Deciding what research data to keep, and why, has become a more significant focus in recent years as the volume and diversity of data outputs have grown.
The What to Keep study was commissioned by Jisc and undertaken from May 2018 to January 2019.
Among the key findings from the study are:
- The main drivers for what to keep are research integrity and reproducibility (the availability of the data supporting the findings in research); and the potential for reuse (availability of data for sharing with other users).
- Research grant terms and other legal requirements (e.g. for clinical trials data) can specify a minimum term for which research data must be kept and at a basic level that sets one simple retention criterion. However, as these dates begin to expire an increasing number of datasets will need review and potentially more complex appraisal decisions made on whether they are retained.
- It is essential to consider not only what and why to keep data, but for how long to keep it, where to keep it, and increasingly how to keep it in ways that reflects its potential value, cost, and available funding.
- For funders from all disciplines, including UK Research and Innovation (UKRI), the optimal research data to keep are:
- Data which support primary research findings, e.g. are necessary to reproduce or query those findings
- Data that is of obvious long term value e.g. longitudinal studies
- Data which is subject to legal requirements
- Data with short term value for one purpose or set of users, but which can also have long term value for other purposes or users.
Some questions remain around what to keep in relation to instrumentation data, outputs from models and simulations, serendipity and “Curated Databases”.
Regarding supplementary data and materials, we should keep metadata, some software/algorithms/codes supporting data reproduction or interpretation, and physical materials.
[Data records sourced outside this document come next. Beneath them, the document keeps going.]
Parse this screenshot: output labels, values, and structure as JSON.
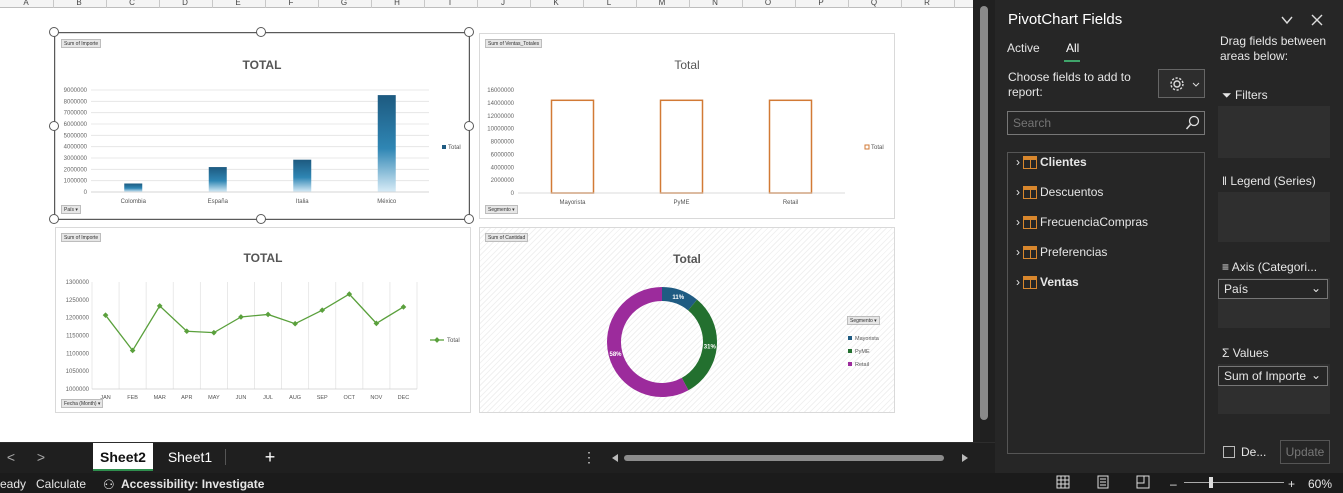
{
  "columns": [
    "A",
    "B",
    "C",
    "D",
    "E",
    "F",
    "G",
    "H",
    "I",
    "J",
    "K",
    "L",
    "M",
    "N",
    "O",
    "P",
    "Q",
    "R"
  ],
  "charts": {
    "country": {
      "field_button": "Sum of Importe",
      "axis_button": "País",
      "title": "TOTAL",
      "legend": "Total",
      "chart_data": {
        "type": "bar",
        "categories": [
          "Colombia",
          "España",
          "Italia",
          "México"
        ],
        "values": [
          750000,
          2200000,
          2850000,
          8550000
        ],
        "ylim": [
          0,
          9000000
        ],
        "yticks": [
          "9000000",
          "8000000",
          "7000000",
          "6000000",
          "5000000",
          "4000000",
          "3000000",
          "2000000",
          "1000000",
          "0"
        ],
        "legend": "Total"
      }
    },
    "segment_bar": {
      "field_button": "Sum of Ventas_Totales",
      "axis_button": "Segmento",
      "title": "Total",
      "legend": "Total",
      "chart_data": {
        "type": "bar",
        "categories": [
          "Mayorista",
          "PyME",
          "Retail"
        ],
        "values": [
          14400000,
          14400000,
          14400000
        ],
        "ylim": [
          0,
          16000000
        ],
        "yticks": [
          "16000000",
          "14000000",
          "12000000",
          "10000000",
          "8000000",
          "6000000",
          "4000000",
          "2000000",
          "0"
        ],
        "legend": "Total"
      }
    },
    "monthly": {
      "field_button": "Sum of Importe",
      "axis_button": "Fecha (Month)",
      "title": "TOTAL",
      "legend": "Total",
      "chart_data": {
        "type": "line",
        "categories": [
          "JAN",
          "FEB",
          "MAR",
          "APR",
          "MAY",
          "JUN",
          "JUL",
          "AUG",
          "SEP",
          "OCT",
          "NOV",
          "DEC"
        ],
        "values": [
          1207000,
          1108000,
          1233000,
          1162000,
          1158000,
          1202000,
          1209000,
          1183000,
          1221000,
          1266000,
          1184000,
          1230000
        ],
        "ylim": [
          1000000,
          1300000
        ],
        "yticks": [
          "1300000",
          "1250000",
          "1200000",
          "1150000",
          "1100000",
          "1050000",
          "1000000"
        ],
        "legend": "Total"
      }
    },
    "donut": {
      "field_button": "Sum of Cantidad",
      "legend_button": "Segmento",
      "title": "Total",
      "chart_data": {
        "type": "pie",
        "labels": [
          "Mayorista",
          "PyME",
          "Retail"
        ],
        "values": [
          11,
          31,
          58
        ],
        "data_labels": [
          "11%",
          "31%",
          "58%"
        ],
        "colors": [
          "#1f5b82",
          "#23702f",
          "#9c2b9c"
        ]
      }
    }
  },
  "tabs": {
    "sheet2": "Sheet2",
    "sheet1": "Sheet1",
    "add": "+",
    "prev": "<",
    "next": ">"
  },
  "status": {
    "ready": "eady",
    "calculate": "Calculate",
    "accessibility": "Accessibility: Investigate",
    "zoom": "60%",
    "minus": "–",
    "plus": "+"
  },
  "pane": {
    "title": "PivotChart Fields",
    "tab_active": "Active",
    "tab_all": "All",
    "choose": "Choose fields to add to report:",
    "search_placeholder": "Search",
    "fields": [
      "Clientes",
      "Descuentos",
      "FrecuenciaCompras",
      "Preferencias",
      "Ventas"
    ],
    "drag_hint": "Drag fields between areas below:",
    "filters": "Filters",
    "legend_series": "Legend (Series)",
    "axis": "Axis (Categori...",
    "axis_value": "País",
    "values": "Values",
    "values_value": "Sum of Importe",
    "defer": "De...",
    "update": "Update"
  }
}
The CESSDA SaW Cost Benefit Advocacy Toolkit provides valuable tools for thinking about future cost and benefits of research data.